▶ [WHAT THE EXERCISE ASKS] For each line in the data below that has the word "parte", copy that line.

▶ [MATERIAL PROVIDED]
|---|
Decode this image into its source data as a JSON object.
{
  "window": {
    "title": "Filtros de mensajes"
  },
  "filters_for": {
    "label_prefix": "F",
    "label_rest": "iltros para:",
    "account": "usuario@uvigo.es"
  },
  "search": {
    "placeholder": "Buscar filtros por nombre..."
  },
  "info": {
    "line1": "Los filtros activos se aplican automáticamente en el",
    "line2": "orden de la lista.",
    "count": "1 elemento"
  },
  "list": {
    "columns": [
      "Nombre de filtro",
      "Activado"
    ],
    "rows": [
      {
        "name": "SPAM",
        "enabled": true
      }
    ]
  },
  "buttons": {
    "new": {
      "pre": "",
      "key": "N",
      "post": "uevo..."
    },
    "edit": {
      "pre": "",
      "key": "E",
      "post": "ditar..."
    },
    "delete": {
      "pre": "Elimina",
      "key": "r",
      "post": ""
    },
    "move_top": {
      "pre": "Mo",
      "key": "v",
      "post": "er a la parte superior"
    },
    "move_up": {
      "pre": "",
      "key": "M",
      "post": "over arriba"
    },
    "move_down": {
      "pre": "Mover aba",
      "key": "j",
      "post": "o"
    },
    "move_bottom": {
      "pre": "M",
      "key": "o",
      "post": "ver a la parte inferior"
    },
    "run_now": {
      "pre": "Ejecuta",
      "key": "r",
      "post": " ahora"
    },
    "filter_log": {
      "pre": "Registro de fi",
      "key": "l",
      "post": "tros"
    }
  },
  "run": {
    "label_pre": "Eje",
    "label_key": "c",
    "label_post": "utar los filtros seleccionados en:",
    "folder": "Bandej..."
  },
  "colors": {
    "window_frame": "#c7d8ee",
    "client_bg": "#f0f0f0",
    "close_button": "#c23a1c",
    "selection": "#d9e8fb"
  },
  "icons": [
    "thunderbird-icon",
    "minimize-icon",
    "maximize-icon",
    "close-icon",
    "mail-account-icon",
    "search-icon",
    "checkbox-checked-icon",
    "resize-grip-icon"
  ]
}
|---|
▶ [THE ANSWER]
      "post": "er a la parte superior"
      "post": "ver a la parte inferior"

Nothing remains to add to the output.